In the most literal sense, that is. "Bedtime might be the only opportunity you're alone together all day," explains relationship author Barton Goldsmith, PhD. Once there, consider that sexual intimacy also brings couples closer. Bonus? It also eases stress, nixes headaches, and helps you sleep better. If you're feeling frisky, you can pair this resolution with another by trying new things as a couple, such as incorporating a sensual lubricant into your intimate play.


Be Silly

Life is full of tough stuff, but your relationship doesn't always have to be. Sure, there are times your partner will drive you a little batty. And, yes, you'll share plenty of moments that call for seriousness. But, this year, vow to spend more time just being silly together and see how it improves your connection. "Humor benefits both individuals and relationships by helping to relieve stress, defusing tension that might otherwise lead to conflict, and even allowing people to bring up topics that would be difficult to discuss otherwise," says professor and "affectionado" Kory Floyd, Ph.D. So go ahead and get your silly on together!


About the Author

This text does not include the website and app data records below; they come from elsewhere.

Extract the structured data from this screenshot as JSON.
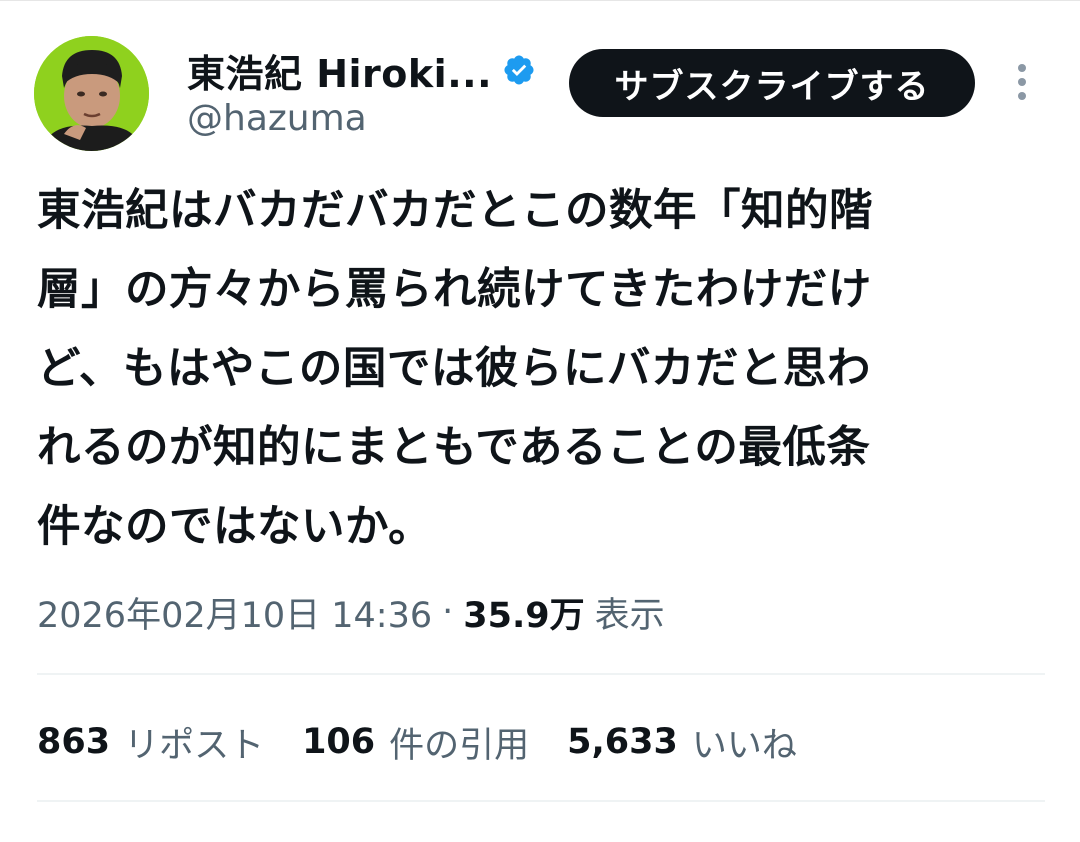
{
  "author": {
    "display_name": "東浩紀 Hiroki...",
    "handle": "@hazuma",
    "verified": true
  },
  "actions": {
    "subscribe_label": "サブスクライブする"
  },
  "tweet": {
    "text_lines": [
      "東浩紀はバカだバカだとこの数年「知的階",
      "層」の方々から罵られ続けてきたわけだけ",
      "ど、もはやこの国では彼らにバカだと思わ",
      "れるのが知的にまともであることの最低条",
      "件なのではないか。"
    ],
    "timestamp": "2026年02月10日 14:36",
    "separator": "·",
    "views_count": "35.9万",
    "views_label": "表示"
  },
  "stats": {
    "reposts": {
      "count": "863",
      "label": "リポスト"
    },
    "quotes": {
      "count": "106",
      "label": "件の引用"
    },
    "likes": {
      "count": "5,633",
      "label": "いいね"
    }
  },
  "colors": {
    "text": "#0f1419",
    "secondary": "#536471",
    "verified": "#1d9bf0",
    "button_bg": "#0f1419",
    "avatar_bg": "#8fd11e"
  }
}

A native of Charleston, S.C., Julie Sprankles has been writing professionally since 2003. She received a double Bachelor of Arts in English and communications from Charleston Southern University. Formerly editor-in-chief at award-winning shelter publication "Charleston Home + Design Magazine," Sprankles now enjoys writing and editing full-time.